Deal: PG Reggie Jackson to Phoenix for PG Eric Bledsoe
Straight up. My dead-beat point guard for yours. Little to no chance the Suns take this when other deals are on the table, and the Pistons don't have much incentive to throw in meaningful players or picks to make the deal happen. Sure a Bledsoe-Bradley backcourt is scary on defense, but does he really move the needle that far into making them a playoff contender?
On the flip side this is probably the lowest return Phoenix would get out of any of these scenarios. A worse player that is on a longer, more expensive deal that isn't much younger. The only interesting part here would be how willing the Pistons would be to try and sweeten the pot with a stretch big like Henry Ellenson... and how keen the Suns are to add another non-defensive player into their mix.
Deal: PG Eric Bledsoe for 2018 Brooklyn Nets 1st Round pick, C Ante Zizic and SG Iman Shumpert
Cleveland could get to the point where they have too many cooks in the kitchen. Imagine a team that has a playoff rotation of LeBron, D-Wade, Isaiah, Bledsoe, J.R. Smith and Derrick Rose... and that's not including their frontcourt. Serious chemistry and cohesion issues may happen as a result, which is why I'm not optimistic that the Cavs are a serious contender for Bledsoe despite their interest in the past.
Phoenix has little desire to do a deal like this, where they eat into their roster space and flexibility without taking a point guard of the future back. The only way they do is if they get that unprotected Nets pick and a youngster like Zizic or Osman. Still, this offer isn't as sweet as many of the others they may get.
The Dark Horse (and my personal favorite)
Deal: PG Eric Bledsoe and SG Troy Daniels to Orlando for SG Terrence Ross, PG Elfrid Payton and a the 2020 first-round pick from Oklahoma City
Phoenix needs talent, and this deal gives them the most talent across the board in multiple positions. In Payton they get an up-and-down but talented pass-first point guard that could make life a lot easier for their scorers like Devin Booker. He's arguably better than Reggie Jackson or Emmanuel Mudiay, other point guards mentioned in the trade list. As a restricted free agent, the Suns have the cap space remaining after this deal to match any offers he may receive next summer, and the added benefit of knowing the point guard free agent market will be a chilling one. If there's anything front offices learned this summer, it's to invest in restricted free agents you like because you'll be able to bargain shop with them next summer thanks to the lower-than-expected salary cap spike. Especially at point guard this is a huge plus.
Add with him a legitimate starting wing and another scorer to flank Booker with and the Suns now have some added shot-making on the perimeter to make the space work with Payton.
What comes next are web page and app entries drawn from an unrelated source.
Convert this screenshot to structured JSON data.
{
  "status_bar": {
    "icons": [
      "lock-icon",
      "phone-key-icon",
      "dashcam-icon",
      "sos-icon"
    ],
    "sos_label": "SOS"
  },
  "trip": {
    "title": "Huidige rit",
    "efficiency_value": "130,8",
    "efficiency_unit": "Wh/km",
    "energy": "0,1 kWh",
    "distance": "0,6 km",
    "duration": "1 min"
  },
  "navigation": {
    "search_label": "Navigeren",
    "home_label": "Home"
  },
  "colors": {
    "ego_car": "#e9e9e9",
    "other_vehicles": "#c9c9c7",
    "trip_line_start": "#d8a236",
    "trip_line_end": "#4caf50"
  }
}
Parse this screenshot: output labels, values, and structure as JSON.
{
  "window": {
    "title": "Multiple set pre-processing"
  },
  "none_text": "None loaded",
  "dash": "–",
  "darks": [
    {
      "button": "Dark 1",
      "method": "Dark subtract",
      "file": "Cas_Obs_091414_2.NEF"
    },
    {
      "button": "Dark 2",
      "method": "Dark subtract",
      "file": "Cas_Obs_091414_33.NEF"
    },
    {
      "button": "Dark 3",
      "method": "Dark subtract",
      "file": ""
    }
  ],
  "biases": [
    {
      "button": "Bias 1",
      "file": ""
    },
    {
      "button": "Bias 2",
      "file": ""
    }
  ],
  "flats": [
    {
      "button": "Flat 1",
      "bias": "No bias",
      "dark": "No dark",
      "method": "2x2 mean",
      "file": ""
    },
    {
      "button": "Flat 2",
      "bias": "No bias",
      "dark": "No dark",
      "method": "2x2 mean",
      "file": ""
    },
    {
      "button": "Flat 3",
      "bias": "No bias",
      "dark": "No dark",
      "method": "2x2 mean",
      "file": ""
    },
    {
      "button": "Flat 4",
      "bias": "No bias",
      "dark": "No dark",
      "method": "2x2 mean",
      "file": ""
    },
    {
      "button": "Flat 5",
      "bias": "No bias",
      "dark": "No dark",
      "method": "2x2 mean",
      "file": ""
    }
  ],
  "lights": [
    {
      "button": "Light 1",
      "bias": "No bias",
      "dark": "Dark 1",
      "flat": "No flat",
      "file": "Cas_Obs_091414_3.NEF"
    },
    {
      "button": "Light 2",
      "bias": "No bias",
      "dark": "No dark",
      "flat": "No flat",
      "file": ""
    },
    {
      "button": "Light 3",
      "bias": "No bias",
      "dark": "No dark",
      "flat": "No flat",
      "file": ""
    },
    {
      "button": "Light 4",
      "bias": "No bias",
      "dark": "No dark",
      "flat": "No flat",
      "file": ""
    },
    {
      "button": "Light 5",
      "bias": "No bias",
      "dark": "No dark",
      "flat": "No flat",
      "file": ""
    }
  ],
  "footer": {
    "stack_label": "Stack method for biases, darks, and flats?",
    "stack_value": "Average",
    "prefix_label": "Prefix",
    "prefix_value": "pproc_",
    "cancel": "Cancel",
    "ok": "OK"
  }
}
And that 2020 pick from OKC is probably not a highly valuable one, but if you look at the trade market around (and other scenarios) not a lot of teams can throw some legitimate first-round picks their way. And with luxury tax issues in Oklahoma City, you never know how valuable that pick will become.
Orlando on the other hand ends their decade-long quest for a franchise point guard with this move, and while they give up a decent amount to get him, Frank Vogel finally has the defensive pieces he needs. A super-athletic Magic group, spearheaded by a starting backcourt of Bledsoe and Jonathon Simmons and flanked with Aaron Gordon at the 4, would be a nightmare for a lot of teams out East. On athleticism alone that team would vault itself high into the conversation for one of the last remaining playoff seeds.
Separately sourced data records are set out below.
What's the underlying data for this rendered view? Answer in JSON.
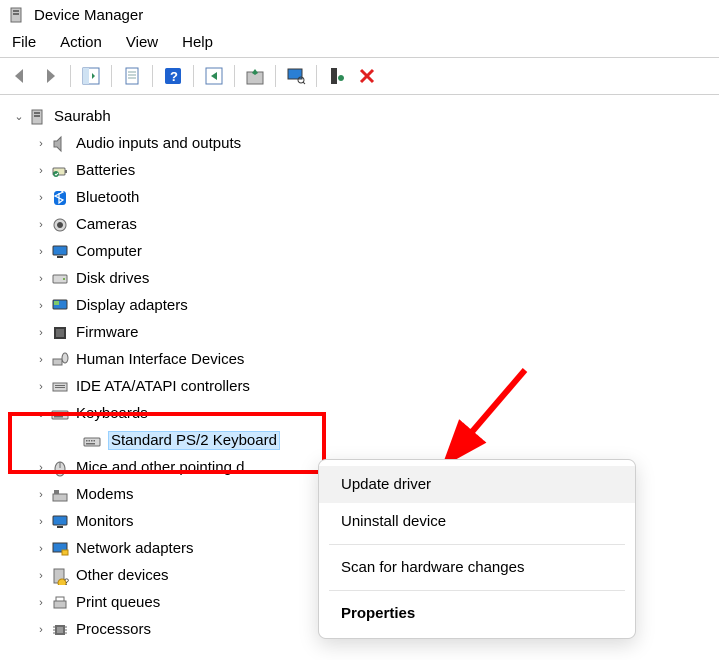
{
  "title": "Device Manager",
  "menu": {
    "file": "File",
    "action": "Action",
    "view": "View",
    "help": "Help"
  },
  "toolbar_icons": {
    "back": "back-icon",
    "forward": "forward-icon",
    "show_hide": "show-hide-tree-icon",
    "properties": "properties-sheet-icon",
    "help": "help-icon",
    "action_green": "action-icon",
    "update": "update-driver-icon",
    "monitor": "scan-hardware-icon",
    "sound": "add-legacy-icon",
    "remove": "remove-icon"
  },
  "root": {
    "label": "Saurabh"
  },
  "children": [
    {
      "label": "Audio inputs and outputs"
    },
    {
      "label": "Batteries"
    },
    {
      "label": "Bluetooth"
    },
    {
      "label": "Cameras"
    },
    {
      "label": "Computer"
    },
    {
      "label": "Disk drives"
    },
    {
      "label": "Display adapters"
    },
    {
      "label": "Firmware"
    },
    {
      "label": "Human Interface Devices"
    },
    {
      "label": "IDE ATA/ATAPI controllers"
    },
    {
      "label": "Keyboards"
    },
    {
      "label": "Mice and other pointing devices",
      "truncated": "Mice and other pointing d"
    },
    {
      "label": "Modems"
    },
    {
      "label": "Monitors"
    },
    {
      "label": "Network adapters"
    },
    {
      "label": "Other devices"
    },
    {
      "label": "Print queues"
    },
    {
      "label": "Processors"
    }
  ],
  "expanded_child": {
    "label": "Standard PS/2 Keyboard"
  },
  "context_menu": {
    "update": "Update driver",
    "uninstall": "Uninstall device",
    "scan": "Scan for hardware changes",
    "properties": "Properties"
  },
  "colors": {
    "selection_bg": "#cce8ff",
    "annotation": "#ff0000"
  }
}
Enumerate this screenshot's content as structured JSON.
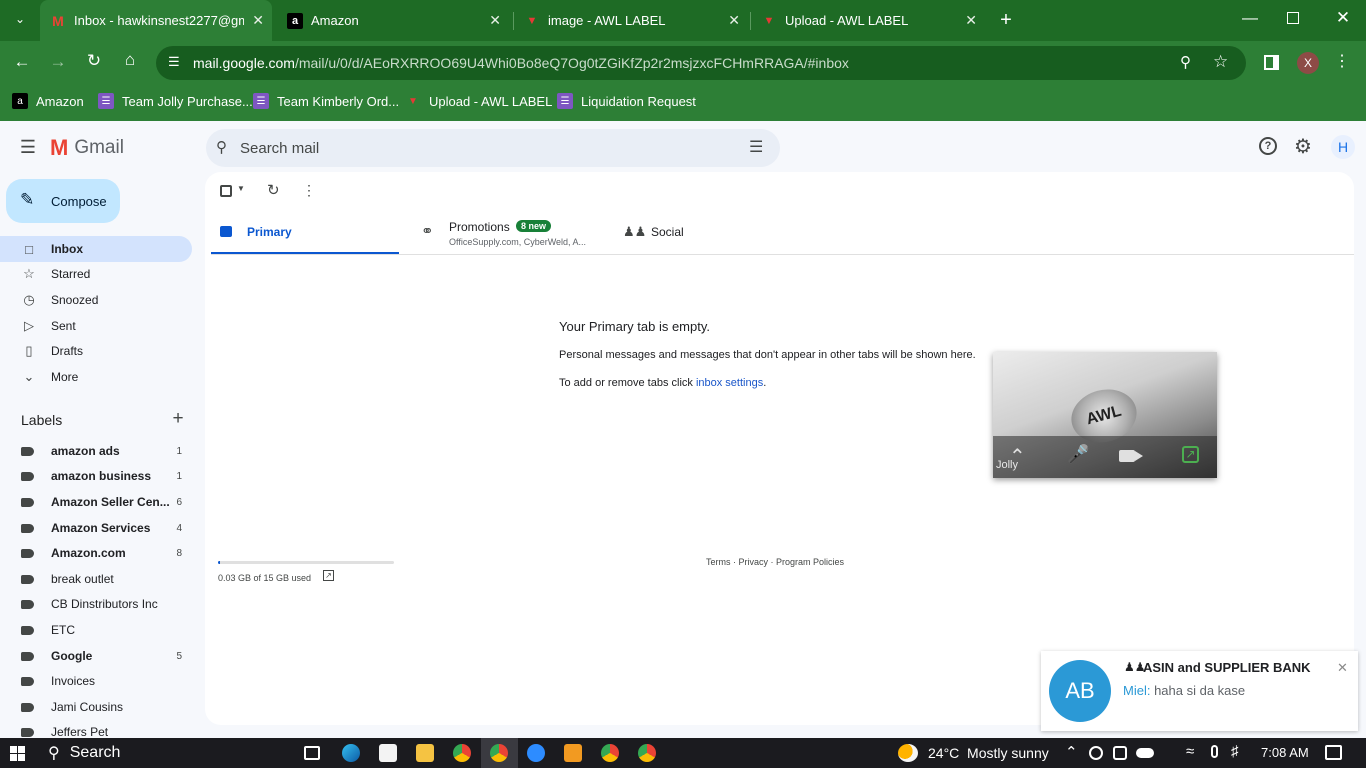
{
  "browser": {
    "tabs": [
      {
        "title": "Inbox - hawkinsnest2277@gma",
        "favicon": "gmail-icon",
        "active": true
      },
      {
        "title": "Amazon",
        "favicon": "amazon-icon",
        "active": false
      },
      {
        "title": "image - AWL LABEL",
        "favicon": "awl-icon",
        "active": false
      },
      {
        "title": "Upload - AWL LABEL",
        "favicon": "awl-icon",
        "active": false
      }
    ],
    "url_host": "mail.google.com",
    "url_path": "/mail/u/0/d/AEoRXRROO69U4Whi0Bo8eQ7Og0tZGiKfZp2r2msjzxcFCHmRRAGA/#inbox",
    "profile_initial": "X",
    "bookmarks": [
      {
        "label": "Amazon",
        "icon": "amazon-icon"
      },
      {
        "label": "Team Jolly Purchase...",
        "icon": "sheet-icon"
      },
      {
        "label": "Team Kimberly Ord...",
        "icon": "sheet-icon"
      },
      {
        "label": "Upload - AWL LABEL",
        "icon": "awl-icon"
      },
      {
        "label": "Liquidation Request",
        "icon": "sheet-icon"
      }
    ]
  },
  "gmail": {
    "logo": "Gmail",
    "search_placeholder": "Search mail",
    "compose": "Compose",
    "avatar_initial": "H",
    "nav": [
      {
        "label": "Inbox",
        "icon": "inbox-icon"
      },
      {
        "label": "Starred",
        "icon": "star-icon"
      },
      {
        "label": "Snoozed",
        "icon": "clock-icon"
      },
      {
        "label": "Sent",
        "icon": "send-icon"
      },
      {
        "label": "Drafts",
        "icon": "draft-icon"
      },
      {
        "label": "More",
        "icon": "chevron-down-icon"
      }
    ],
    "labels_heading": "Labels",
    "labels": [
      {
        "name": "amazon ads",
        "count": "1",
        "bold": true
      },
      {
        "name": "amazon business",
        "count": "1",
        "bold": true
      },
      {
        "name": "Amazon Seller Cen...",
        "count": "6",
        "bold": true
      },
      {
        "name": "Amazon Services",
        "count": "4",
        "bold": true
      },
      {
        "name": "Amazon.com",
        "count": "8",
        "bold": true
      },
      {
        "name": "break outlet",
        "count": "",
        "bold": false
      },
      {
        "name": "CB Dinstributors Inc",
        "count": "",
        "bold": false
      },
      {
        "name": "ETC",
        "count": "",
        "bold": false
      },
      {
        "name": "Google",
        "count": "5",
        "bold": true
      },
      {
        "name": "Invoices",
        "count": "",
        "bold": false
      },
      {
        "name": "Jami Cousins",
        "count": "",
        "bold": false
      },
      {
        "name": "Jeffers Pet",
        "count": "",
        "bold": false
      }
    ],
    "category_tabs": {
      "primary": "Primary",
      "promotions": "Promotions",
      "promotions_badge": "8 new",
      "promotions_snippet": "OfficeSupply.com, CyberWeld, A...",
      "social": "Social"
    },
    "empty": {
      "title": "Your Primary tab is empty.",
      "line1": "Personal messages and messages that don't appear in other tabs will be shown here.",
      "line2_prefix": "To add or remove tabs click ",
      "line2_link": "inbox settings",
      "line2_suffix": "."
    },
    "storage": {
      "text": "0.03 GB of 15 GB used",
      "fraction": 0.002
    },
    "footer": {
      "terms": "Terms",
      "privacy": "Privacy",
      "policies": "Program Policies",
      "sep": " · "
    }
  },
  "pip": {
    "caller": "Jolly"
  },
  "notification": {
    "avatar": "AB",
    "group": "ASIN and SUPPLIER BANK",
    "sender": "Miel:",
    "message": "haha si da kase"
  },
  "taskbar": {
    "search": "Search",
    "weather": "24°C  Mostly sunny",
    "time": "7:08 AM"
  }
}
For some reason I'm rooting for this deal to go down. I'd love to see Elfrid Payton in a lawless, push-tempo offense that gets others open shots. I'd love to watch Bledsoe and Aaron Gordon run the pick-and-roll, with Nikola Vucevic cleaning up down low. Somebody, please make this happen!
Head Boys Basketball Coach, Boys' Latin School (MD).